What differentiates Helen from other explorers is that she integrates herself into the local culture of the places she’s exploring, to try to emulate them and learn as much as possible. Rather than just reaching a mountain peak, the North Pole, or finishing a trek across the Gobi Desert, Helen develops a deep respect and understanding of the local people. While they do not have a traditional western education, they do have invaluable skills and knowledge.
Before her quest to the magnetic North Pole, Helen lived with the Inuit people. Many of the skills she learned enabled her to survive life threatening situations, including her encounters with polar bears! The common conception of Westerners is that the people of these ancient cultures, such as the Inuit tribes or the African Bush people, are primitive. Helen has seen and experienced firsthand that in fact there is much to learn, including patience, the importance of family, and respect for elders.
This November she and Bill are headed once again to Africa, this time to live with a fishing tribe on Lake Victoria. They will come back with stories, photographs, and invaluable lessons, and again spread their message to school children worldwide.
Jumping the Hurdles
Throughout her life Helen has overcome barriers, and there is certainly nothing that will prevent Helen from achieving her goals. Even her 5’3″ frame did not sway her from becoming a discus thrower. She secretly lifted weights under the tutelage of her father, and her discipline paid off – she became a world-class discus thrower, and represented New Zealand, Guatemala and the United States at various times. Then she went on to become a USA National Luge Champion, which has virtually no similarity to discus!

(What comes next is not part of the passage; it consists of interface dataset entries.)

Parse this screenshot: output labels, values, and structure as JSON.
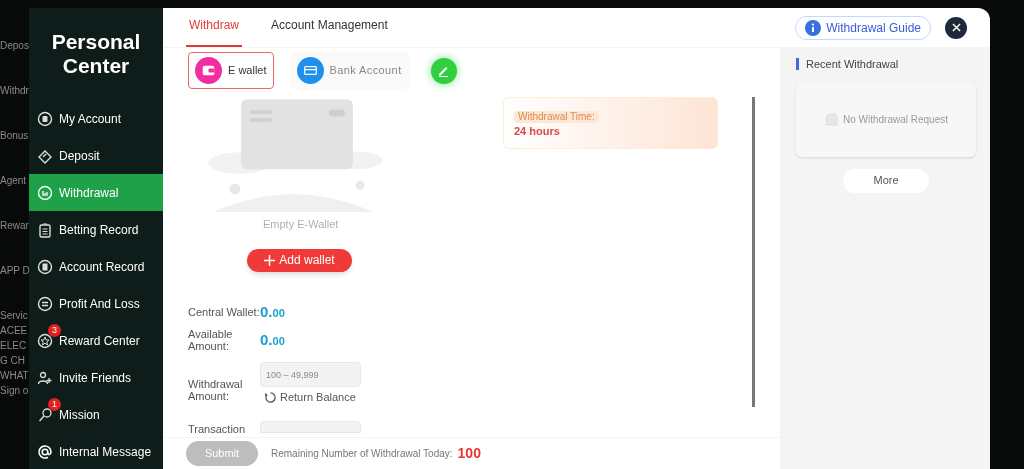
{
  "background_menu": [
    "Depos",
    "Withdr",
    "Bonus",
    "Agent",
    "Rewar",
    "APP D",
    "Servic",
    "ACEE",
    "ELEC",
    "G CH",
    "WHAT",
    "Sign o"
  ],
  "sidebar": {
    "title": "Personal Center",
    "items": [
      {
        "label": "My Account",
        "selected": false
      },
      {
        "label": "Deposit",
        "selected": false
      },
      {
        "label": "Withdrawal",
        "selected": true
      },
      {
        "label": "Betting Record",
        "selected": false
      },
      {
        "label": "Account Record",
        "selected": false
      },
      {
        "label": "Profit And Loss",
        "selected": false
      },
      {
        "label": "Reward Center",
        "selected": false,
        "badge": "3"
      },
      {
        "label": "Invite Friends",
        "selected": false
      },
      {
        "label": "Mission",
        "selected": false,
        "badge": "1"
      },
      {
        "label": "Internal Message",
        "selected": false
      }
    ]
  },
  "tabs": [
    {
      "label": "Withdraw",
      "selected": true
    },
    {
      "label": "Account Management",
      "selected": false
    }
  ],
  "guide_button": "Withdrawal Guide",
  "wallet_types": [
    {
      "label": "E wallet",
      "kind": "ewallet",
      "selected": true
    },
    {
      "label": "Bank Account",
      "kind": "bank",
      "selected": false
    },
    {
      "kind": "edit",
      "selected": false
    }
  ],
  "empty_text": "Empty E-Wallet",
  "add_wallet": "Add wallet",
  "withdrawal_time": {
    "label": "Withdrawal Time:",
    "value": "24 hours"
  },
  "balances": [
    {
      "label": "Central Wallet:",
      "whole": "0.",
      "decimals": "00"
    },
    {
      "label": "Available Amount:",
      "whole": "0.",
      "decimals": "00"
    }
  ],
  "amount": {
    "label": "Withdrawal Amount:",
    "placeholder": "100 – 49,999",
    "return_balance": "Return Balance"
  },
  "transaction_label": "Transaction",
  "footer": {
    "submit": "Submit",
    "submit_disabled": true,
    "remaining_label": "Remaining Number of Withdrawal Today:",
    "remaining_value": "100"
  },
  "recent": {
    "title": "Recent Withdrawal",
    "empty": "No Withdrawal Request",
    "more": "More"
  }
}
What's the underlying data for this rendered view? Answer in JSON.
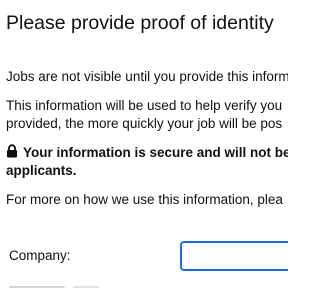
{
  "page": {
    "title": "Please provide proof of identity"
  },
  "content": {
    "para1_line1": "Jobs are not visible until you provide this inform",
    "para2_line1": "This information will be used to help verify you",
    "para2_line2": "provided, the more quickly your job will be pos",
    "secure_line1": "Your information is secure and will not be",
    "secure_line2": "applicants.",
    "para4_line1": "For more on how we use this information, plea"
  },
  "icons": {
    "lock": "lock-icon"
  },
  "form": {
    "company_label": "Company:",
    "company_value": ""
  },
  "colors": {
    "input_focus_border": "#1a6fd6",
    "text": "#111111"
  }
}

When she moved to the United States in the 1960s, she learned that the U.S. was far less progressive than her homeland of New Zealand, so her discus training had to wait until all of the men left the field at night. At age 50, when she set out to make her record breaking solo trek to the North Pole, corporate sponsors were not receptive to supporting a female adventurer. Luckily her husband Bill, a helicopter pilot, funded it entirely to enable Helen to achieve her dream.
As she recounted her stories of overcoming these hurdles the twinkle in her eyes told me that these challenges just fueled her motivation to set and achieve more goals!
The Adventuring Continues!
Helen’s sense of adventure is innate. She quipped that “the Kiwi’s invented bungee jumping!” so as a New Zealander she was born to love the outdoors. Helen and I talked about her childhood in New Zealand, her supportive father who encouraged her to be an independent young woman, and the continuing support from her 91-year old mother! When Helen climbed her first mountain at age 9, she climbed Mt. Taranaki with her parents and family friend Edmund Hillary, who later became the first person to summit Mt. Everest. Climbing the 8,261 foot Mt. Taranaki was just the first of many of Helen’s adventures.
After a lifetime of athletic achievements, exploratory firsts, and a successful non-profit educational venture, there’s no slowing down for Helen Thayer! With the vibrancy and passion for life of a young girl, Helen told me about some of her upcoming adventures, and plans for many more. She advised, “Don’t be limited by what other people tell you…Just go out and do it!”
I encourage you to read more about Helen on her website, her educational non-profit Adventure Classroom, and watch this inspiring video of Helen talking about planning and goal setting. If there is anyone who will help motivate you to achieve your dreams, I know Helen Thayer will, because she certainly inspired me!
Special thank you to Helen Thayer’s sponsor, Cordura, for arranging this meeting.